  • The variance depends directly on \(\frac{\sigma^2(x)}{f(x)}\) for \(p=0,1\). As a consequence, the lower the density and larger the conditional variance, the more variable is \(\hat m(\cdot;p,h)\). The variance decreases at a factor of \((nh)^{-1}\) due to the effective sample size.

An extended version of Theorem 3.2, given in Theorem 3.1 of Fan and Gijbels (1996), shows that odd order polynomial fits are preferable to even order polynomial fits. The reason is that odd orders introduce an extra coefficient for the polynomial fit that allows to reduce the bias, while at the same time they keep the variance unchanged. In summary, the conclusions of the above analysis of \(p=0\) vs. \(p=1\), namely that \(p=1\) has smaller bias than \(p=0\) (but of the same order) and the same variance as \(p=0\), extend to the case \(p=2\nu\) vs. \(p=2\nu+1\), \(\nu\in\mathbb{N}\). This allows to claim that local polynomial fitting is an odd world (Fan and Gijbels (1996)).

Finally, we have the asymptotic pointwise normality of the estimator.

Theorem 3.3 Assume that \(\mathbb{E}[(Y-m(x))^{2+\delta}\vert X=x]<\infty\) for some \(\delta>0\). Then, under A1A5,

\[\begin{align} &\sqrt{nh}(\hat m(x;p,h)-\mathbb{E}[\hat m(x;p,h)])\stackrel{d}{\longrightarrow}\mathcal{N}\left(0,\frac{R(K)\sigma^2(x)}{f(x)}\right),\tag{3.22}\\ &\sqrt{nh}\left(\hat m(x;p,h)-m(x)-B_p(x)h^2\right)\stackrel{d}{\longrightarrow}\mathcal{N}\left(0,\frac{R(K)\sigma^2(x)}{f(x)}\right).\tag{3.23} \end{align}\]


Fan, J., and I. Gijbels. 1996. Local Polynomial Modelling and Its Applications. Vol. 66. Monographs on Statistics and Applied Probability. London: Chapman & Hall.

Ruppert, D., and M. P. Wand. 1994. “Multivariate Locally Weighted Least Squares Regression.” Ann. Statist. 22 (3): 1346–70. https://doi.org/10.1214/aos/1176325632.

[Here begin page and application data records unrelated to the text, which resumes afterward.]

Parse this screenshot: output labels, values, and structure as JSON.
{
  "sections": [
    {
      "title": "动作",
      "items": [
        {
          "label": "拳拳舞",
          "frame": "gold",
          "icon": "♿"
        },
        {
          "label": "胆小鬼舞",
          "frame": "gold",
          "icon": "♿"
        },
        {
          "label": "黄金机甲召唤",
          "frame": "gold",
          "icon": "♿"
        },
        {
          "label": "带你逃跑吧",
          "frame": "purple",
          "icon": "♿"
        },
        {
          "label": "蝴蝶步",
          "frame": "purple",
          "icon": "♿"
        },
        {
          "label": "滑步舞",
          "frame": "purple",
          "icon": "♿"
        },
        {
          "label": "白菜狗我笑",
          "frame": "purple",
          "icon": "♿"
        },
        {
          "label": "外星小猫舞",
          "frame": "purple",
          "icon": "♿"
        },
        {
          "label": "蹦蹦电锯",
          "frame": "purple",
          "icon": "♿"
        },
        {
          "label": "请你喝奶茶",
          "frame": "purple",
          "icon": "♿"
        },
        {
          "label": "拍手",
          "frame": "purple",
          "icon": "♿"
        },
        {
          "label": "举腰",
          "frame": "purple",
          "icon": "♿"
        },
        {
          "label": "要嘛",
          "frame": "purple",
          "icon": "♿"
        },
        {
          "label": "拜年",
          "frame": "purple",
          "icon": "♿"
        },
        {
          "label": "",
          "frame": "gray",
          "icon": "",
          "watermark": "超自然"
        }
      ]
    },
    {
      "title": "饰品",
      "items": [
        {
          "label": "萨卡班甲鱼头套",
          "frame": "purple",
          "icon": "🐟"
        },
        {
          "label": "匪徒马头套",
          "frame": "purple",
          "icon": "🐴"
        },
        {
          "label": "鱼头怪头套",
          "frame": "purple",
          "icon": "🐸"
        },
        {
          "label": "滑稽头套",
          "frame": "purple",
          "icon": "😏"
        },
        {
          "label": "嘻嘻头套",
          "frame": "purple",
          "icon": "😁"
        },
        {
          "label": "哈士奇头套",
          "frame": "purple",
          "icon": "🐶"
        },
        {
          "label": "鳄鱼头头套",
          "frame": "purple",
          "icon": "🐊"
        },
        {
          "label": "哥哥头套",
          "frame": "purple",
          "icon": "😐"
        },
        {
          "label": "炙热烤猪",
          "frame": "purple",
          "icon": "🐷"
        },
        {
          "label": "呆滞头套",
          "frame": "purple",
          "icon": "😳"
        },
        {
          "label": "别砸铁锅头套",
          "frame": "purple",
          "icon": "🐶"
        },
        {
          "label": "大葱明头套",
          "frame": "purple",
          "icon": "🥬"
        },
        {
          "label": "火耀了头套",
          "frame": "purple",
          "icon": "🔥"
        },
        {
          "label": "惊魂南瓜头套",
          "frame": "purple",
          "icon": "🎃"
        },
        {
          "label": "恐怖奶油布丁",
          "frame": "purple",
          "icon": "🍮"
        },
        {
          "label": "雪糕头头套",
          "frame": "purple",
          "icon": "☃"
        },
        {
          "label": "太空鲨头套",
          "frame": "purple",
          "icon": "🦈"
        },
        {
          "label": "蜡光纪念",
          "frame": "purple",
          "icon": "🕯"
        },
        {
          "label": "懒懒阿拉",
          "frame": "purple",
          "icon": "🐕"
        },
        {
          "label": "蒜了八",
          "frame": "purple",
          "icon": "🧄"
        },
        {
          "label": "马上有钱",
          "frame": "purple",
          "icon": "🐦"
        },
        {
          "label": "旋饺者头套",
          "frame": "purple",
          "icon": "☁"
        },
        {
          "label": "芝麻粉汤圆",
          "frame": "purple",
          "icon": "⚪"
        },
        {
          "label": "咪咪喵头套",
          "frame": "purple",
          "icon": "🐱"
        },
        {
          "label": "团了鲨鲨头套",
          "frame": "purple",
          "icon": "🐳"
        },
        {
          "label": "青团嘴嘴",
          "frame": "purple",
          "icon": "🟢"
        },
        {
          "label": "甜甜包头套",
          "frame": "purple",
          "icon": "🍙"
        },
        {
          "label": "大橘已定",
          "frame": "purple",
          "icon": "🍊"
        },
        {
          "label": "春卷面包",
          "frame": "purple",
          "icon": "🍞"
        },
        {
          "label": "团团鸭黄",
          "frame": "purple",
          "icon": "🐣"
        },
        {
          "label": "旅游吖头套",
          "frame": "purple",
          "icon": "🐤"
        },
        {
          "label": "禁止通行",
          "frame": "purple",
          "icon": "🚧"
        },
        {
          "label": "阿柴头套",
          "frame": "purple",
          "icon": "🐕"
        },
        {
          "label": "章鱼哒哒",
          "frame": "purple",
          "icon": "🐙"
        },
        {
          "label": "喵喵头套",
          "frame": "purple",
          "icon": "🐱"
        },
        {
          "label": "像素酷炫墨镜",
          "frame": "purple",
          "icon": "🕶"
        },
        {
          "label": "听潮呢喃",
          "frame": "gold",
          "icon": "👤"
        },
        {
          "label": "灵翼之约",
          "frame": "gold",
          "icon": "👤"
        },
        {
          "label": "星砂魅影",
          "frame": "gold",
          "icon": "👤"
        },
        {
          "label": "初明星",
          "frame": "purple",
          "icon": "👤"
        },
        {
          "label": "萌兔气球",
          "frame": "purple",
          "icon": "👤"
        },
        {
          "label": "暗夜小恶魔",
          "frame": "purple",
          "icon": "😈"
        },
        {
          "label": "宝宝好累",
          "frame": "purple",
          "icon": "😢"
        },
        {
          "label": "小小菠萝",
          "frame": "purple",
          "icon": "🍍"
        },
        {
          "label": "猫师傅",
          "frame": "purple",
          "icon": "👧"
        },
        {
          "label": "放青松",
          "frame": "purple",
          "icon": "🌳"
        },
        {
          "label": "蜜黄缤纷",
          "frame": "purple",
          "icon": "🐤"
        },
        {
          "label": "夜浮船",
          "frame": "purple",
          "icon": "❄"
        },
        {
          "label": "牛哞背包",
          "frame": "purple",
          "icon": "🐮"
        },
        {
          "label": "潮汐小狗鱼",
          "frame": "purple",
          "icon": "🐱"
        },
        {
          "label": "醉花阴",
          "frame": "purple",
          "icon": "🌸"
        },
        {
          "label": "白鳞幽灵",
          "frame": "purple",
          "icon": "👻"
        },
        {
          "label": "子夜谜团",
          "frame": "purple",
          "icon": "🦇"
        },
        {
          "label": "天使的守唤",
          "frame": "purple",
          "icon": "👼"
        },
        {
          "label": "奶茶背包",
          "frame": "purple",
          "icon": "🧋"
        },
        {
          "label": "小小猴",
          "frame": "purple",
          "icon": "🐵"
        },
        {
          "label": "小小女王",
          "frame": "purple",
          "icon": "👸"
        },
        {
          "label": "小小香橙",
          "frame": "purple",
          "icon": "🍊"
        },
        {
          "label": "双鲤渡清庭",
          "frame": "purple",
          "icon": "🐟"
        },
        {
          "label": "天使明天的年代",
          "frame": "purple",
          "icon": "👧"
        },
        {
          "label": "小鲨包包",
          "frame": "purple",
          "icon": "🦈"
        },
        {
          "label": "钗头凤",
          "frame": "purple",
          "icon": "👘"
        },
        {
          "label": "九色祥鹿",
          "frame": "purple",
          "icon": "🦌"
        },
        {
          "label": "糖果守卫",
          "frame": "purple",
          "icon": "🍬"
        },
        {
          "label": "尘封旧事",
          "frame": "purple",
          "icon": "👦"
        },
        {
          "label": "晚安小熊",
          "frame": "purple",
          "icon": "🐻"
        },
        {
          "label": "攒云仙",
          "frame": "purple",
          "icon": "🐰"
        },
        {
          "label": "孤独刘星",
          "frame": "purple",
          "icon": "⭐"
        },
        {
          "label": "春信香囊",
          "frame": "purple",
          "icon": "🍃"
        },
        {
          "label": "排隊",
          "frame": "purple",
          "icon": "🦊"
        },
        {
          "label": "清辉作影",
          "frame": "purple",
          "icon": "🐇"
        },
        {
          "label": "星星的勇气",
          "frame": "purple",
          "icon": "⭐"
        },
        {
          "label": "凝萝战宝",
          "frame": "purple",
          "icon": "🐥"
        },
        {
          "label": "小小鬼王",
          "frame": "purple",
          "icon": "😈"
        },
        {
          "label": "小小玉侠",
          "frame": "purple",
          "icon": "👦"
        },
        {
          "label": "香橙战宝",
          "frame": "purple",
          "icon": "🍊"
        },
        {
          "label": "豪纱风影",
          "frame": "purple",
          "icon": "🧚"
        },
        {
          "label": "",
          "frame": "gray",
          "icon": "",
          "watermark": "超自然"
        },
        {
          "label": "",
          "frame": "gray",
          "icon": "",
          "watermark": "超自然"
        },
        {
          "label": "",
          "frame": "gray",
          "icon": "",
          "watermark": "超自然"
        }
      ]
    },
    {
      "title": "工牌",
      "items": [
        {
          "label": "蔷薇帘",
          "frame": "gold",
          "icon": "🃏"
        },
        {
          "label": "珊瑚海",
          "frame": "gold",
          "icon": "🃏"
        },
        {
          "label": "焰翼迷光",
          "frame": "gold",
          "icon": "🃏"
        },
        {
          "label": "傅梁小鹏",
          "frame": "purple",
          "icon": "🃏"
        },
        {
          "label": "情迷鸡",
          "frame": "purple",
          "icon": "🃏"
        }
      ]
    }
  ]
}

Wand, M. P., and M. C. Jones. 1995. Kernel Smoothing. Vol. 60. Monographs on Statistics and Applied Probability. London: Chapman & Hall, Ltd. https://doi.org/10.1007/978-1-4899-4493-1.